Three days ago, I received a priority message from Starfleet Command ordering me to investigate an uncharted region of space off of the Hromi Cluster. Once the ship had reached the assigned coordinates, our warp core suffered an unexpected failure, stranding us with only auxiliary power. With no means to contact Starfleet, I ordered the evacuation of all non-senior staff on shuttlepods.
After two days, we realized that the cause of the failure was sabotage caused by an Undine operative who had replaced our Operations officer. While we were able to repair the damage and neutralize the operative, we learned that many of the shuttlepods had already been rigged to plot random courses and then shut down. I am returning to Starfleet now to report on these events and face a potential court martial for my failures.
I've got one last week to go before the conclusion of my Star Trek Online adventure, but unfortunately I wasn't at any major choice junctures last week. Instead, this week you voted to have me discuss what could make the game feel a little more like Star Trek, which is an interesting question because I think its biggest problem is that it tries too hard to feel like Star Trek.
Let me clarify: I don't think it needs to feel less like the setting. I think it needs to feel less like the series.
I've been re-watching Deep Space Nine while working out, and just finished watching The Ship. Add in a section of space combat, and the episode could mechanically work perfectly well as a mission in Star Trek Online. Beam down to a planet, fight a bunch of Jem'Hadar, explore the ship, defend against attackers, find out what they want, and done. Add on a space battle at the end and it's all there.
But go watch the episode. (It's on Netflix. This column can wait.) You'll note that absolutely none of that is relevant to the main plot of the episode. I'm not talking about the fact that the episode doesn't have Captain Sisko picking up loot drops from defeated Jem'Hadar; I'm talking about the fact that all of the interesting points of the episode are things that aren't tied to anything being done.
The point of the episode is trust -- the way it slowly erodes inside the ship, the tense interactions between Sisko and Kilana, and the ultimate realization that much of what happened could have been avoided if everyone had been a bit more open. That's a heady theme, something that's really hard to convey when you've just got a mission blurb and some clickable objectives to explain your plot.
All of the missions in STO try to recall some of the big things from the various franchises. The early levels are an homage to the original series with the Klingons, the Cardassian missions are direct references to Deep Space Nine, and so on. The trouble is that you can't convey the themes and messages of Star Trek through mission text. All you can do is remind players of past points of interest.
So what would work better? If the missions didn't try to recreate anything.

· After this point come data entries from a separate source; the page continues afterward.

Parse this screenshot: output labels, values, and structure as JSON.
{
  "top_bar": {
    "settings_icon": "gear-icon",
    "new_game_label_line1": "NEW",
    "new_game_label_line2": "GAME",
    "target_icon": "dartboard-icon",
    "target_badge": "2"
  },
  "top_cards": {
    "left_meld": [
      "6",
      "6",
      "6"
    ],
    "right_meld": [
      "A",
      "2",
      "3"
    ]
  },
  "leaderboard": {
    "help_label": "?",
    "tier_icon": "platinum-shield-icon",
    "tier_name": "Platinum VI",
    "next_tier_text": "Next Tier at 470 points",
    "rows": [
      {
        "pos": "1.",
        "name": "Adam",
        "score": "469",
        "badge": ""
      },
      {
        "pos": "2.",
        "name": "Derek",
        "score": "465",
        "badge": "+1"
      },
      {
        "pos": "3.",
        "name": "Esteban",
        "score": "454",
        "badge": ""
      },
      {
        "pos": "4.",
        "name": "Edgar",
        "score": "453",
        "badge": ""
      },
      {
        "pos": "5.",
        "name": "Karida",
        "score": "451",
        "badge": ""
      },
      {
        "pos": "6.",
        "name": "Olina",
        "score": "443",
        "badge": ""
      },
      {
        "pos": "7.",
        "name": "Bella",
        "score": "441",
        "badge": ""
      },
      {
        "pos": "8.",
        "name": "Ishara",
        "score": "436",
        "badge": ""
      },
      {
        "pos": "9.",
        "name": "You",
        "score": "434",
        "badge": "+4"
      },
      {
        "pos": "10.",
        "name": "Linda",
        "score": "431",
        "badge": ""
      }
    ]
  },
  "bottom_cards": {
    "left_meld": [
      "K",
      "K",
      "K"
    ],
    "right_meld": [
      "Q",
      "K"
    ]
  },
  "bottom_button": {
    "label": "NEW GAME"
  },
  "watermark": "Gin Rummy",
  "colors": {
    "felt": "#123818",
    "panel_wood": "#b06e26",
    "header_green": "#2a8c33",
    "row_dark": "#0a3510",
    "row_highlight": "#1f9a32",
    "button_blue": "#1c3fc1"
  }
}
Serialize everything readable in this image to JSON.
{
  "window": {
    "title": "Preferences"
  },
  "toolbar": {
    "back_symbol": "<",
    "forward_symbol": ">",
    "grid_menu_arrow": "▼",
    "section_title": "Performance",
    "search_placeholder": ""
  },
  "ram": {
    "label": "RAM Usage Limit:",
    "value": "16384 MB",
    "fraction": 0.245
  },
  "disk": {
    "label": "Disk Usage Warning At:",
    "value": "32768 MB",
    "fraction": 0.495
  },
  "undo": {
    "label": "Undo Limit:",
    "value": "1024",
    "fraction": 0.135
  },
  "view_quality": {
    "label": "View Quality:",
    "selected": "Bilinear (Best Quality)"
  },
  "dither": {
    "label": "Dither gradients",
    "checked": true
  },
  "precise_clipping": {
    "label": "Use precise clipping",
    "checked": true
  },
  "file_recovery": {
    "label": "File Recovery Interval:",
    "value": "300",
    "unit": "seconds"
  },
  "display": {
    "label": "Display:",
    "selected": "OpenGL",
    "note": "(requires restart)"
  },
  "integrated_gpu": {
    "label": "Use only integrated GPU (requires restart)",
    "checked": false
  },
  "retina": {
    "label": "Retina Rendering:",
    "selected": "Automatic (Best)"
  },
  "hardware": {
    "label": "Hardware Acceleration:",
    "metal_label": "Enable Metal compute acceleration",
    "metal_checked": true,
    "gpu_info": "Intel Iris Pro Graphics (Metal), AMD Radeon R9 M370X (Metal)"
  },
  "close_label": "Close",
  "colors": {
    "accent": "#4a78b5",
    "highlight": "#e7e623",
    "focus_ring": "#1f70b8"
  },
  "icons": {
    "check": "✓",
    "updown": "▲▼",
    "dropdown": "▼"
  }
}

Honestly, I think the game would work better as a whole if the game focused instead on creating the right setpieces and let players fill in the blanks themselves. This is a game that could greatly benefit from a more traditional questing model instead of its whole episodic structure. You get into a sector, get a pile of quests, and then you're off to explore systems and try to find those quest objectives while stumbling across other events hither and yon. You have to engage 10 Vor'cha starships, but first you have to find them among a dozen systems. And when you drop out of warp at one system you find out that the planet has a native population under threat by Klingons unconcerned with the Prime Directive or anything of the sort...
Yes, it would need a lot of work. And it might muck up leveling as well, even though the game's current monopath isn't great either. But it would result in a game that feels a bit more organic, with a reason to go out and explore new systems. Right now there's nothing but the procedurally generated patrols and exploration missions; they're not bad, but much like radio missions in City of Heroes, they're very clearly thrown together by random strings. Nothing to write home about, in other words.
I think even the messiness of ground combat would be somewhat mitigated if it didn't feel as if every mission included ground combat as a way to kill time until you went back to space. The space combat is excellent, and it feels wonderful, and maybe it's entirely unfair to expect the ground game to ever match up to that. But it still feels like the filler until you get to the part you're enjoying.
At any rate, while it's fun to speculate what might change about the game, right now it's time for me to wrap up the series. While I wrap up one last week of adventures with Captain River Armstrong, you get to vote on a last pair of polls, and I rejoin you next week with my retrospective on the game as a whole.
All right, technically she's Lieutenant Commander River Armstrong, but you know what I mean.
|You liked it and you're going to keep playing.||115 (40.9%)|
|You liked it, but you're stopping.||63 (22.4%)|
|You didn't like it.||19 (6.8%)|
|You're actually a Founder.||84 (29.9%)|
Eliot Lefebvre has been choosing his own adventures for several months, but now it's time for him to head back to the front lines of Choose My Adventure, the Massively column where you make the choices about what our writer will be doing each week. Come back each Wednesday for a new installment and a new set of choices!